I see the pressure flaking of serrated gun flints is a topic of your personal interest. Given their long history it is curious that more are not made that way. http://shilohrifle.com/forums/viewtopic.php?t=24998What I have found Tom is that a straight level edge is not a strong edge. The serrated edge is what works best and longest on a gun flint. Same is true on an arrow point or flint knife blade. The scarps between the serrated points are just as sharp as flint can be knapped.
The serration is what gives a flint edge it's strength and longevity.
I don’t know about “ harvesting “, but sometimes I will pick up a good-looking piece of dark flint or white chert if i see one when I’m out and about and bust a few spalls off of it at some later date. A small percentage of these spalls will have a halfway decent shape that will fit one of my locks. I have not had the time to learn to make them look really good like I hear Rich Pearce does.Seems like a natural adjunct hobby for anyone with an interest in muzzleloaders. Is there anyone on this forum who has pointers to share? Thanks in advance.
I would do my own but have never figured out where it lives.
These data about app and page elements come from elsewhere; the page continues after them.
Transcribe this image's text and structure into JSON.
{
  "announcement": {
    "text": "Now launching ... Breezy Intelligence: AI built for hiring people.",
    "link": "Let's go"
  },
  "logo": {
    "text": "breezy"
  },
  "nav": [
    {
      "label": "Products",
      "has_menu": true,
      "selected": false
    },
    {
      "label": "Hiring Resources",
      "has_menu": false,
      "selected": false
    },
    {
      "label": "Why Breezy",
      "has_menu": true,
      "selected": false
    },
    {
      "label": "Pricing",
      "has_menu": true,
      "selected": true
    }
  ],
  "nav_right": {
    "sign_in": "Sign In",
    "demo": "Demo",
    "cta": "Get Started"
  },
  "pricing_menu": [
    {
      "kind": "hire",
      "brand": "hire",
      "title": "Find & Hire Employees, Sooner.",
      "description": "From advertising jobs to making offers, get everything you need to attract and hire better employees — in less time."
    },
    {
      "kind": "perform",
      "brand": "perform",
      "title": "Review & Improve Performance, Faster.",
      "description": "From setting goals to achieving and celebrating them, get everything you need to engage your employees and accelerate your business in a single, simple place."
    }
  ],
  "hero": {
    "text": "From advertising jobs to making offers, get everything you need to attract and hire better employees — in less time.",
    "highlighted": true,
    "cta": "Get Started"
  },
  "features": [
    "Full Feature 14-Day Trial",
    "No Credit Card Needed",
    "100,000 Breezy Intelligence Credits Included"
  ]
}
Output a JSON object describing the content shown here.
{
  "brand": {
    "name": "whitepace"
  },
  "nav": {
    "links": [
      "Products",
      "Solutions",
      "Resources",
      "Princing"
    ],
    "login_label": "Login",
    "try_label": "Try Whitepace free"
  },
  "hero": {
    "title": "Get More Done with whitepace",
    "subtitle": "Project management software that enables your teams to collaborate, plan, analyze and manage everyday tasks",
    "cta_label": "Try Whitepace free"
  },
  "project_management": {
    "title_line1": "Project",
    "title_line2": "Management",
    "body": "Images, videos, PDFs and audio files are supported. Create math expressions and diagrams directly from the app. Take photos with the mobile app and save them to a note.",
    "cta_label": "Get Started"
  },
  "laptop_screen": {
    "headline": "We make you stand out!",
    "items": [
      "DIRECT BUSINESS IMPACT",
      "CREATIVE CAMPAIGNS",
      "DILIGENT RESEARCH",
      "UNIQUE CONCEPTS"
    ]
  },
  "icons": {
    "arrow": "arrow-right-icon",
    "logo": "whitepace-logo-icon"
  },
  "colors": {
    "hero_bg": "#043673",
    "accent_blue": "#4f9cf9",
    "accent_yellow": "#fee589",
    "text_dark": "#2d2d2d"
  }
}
Elusive stuff. ;-)
It is all over the place in nuisance quantities in Stone County, MO. Northwest of Branson between Crane and Galena. Lots of other areas within 20 miles or more in all directions from Crane. You can see those white and gray rocks from the size of a cigarette pack up to cantaloupe size in cut hay fields and pastures just driving down the road. If I were smart enough to figure out how to post pictures I would post a few.
From a now defunct ml forum I got into quite an argument about this issue. So, I wrote to the geology department of several universities and my state geological commission. Responses I got said if you soak flint in water for 500 years, it might penetrate to a depth of one micron. I haven't tried that. Let me know what you find out.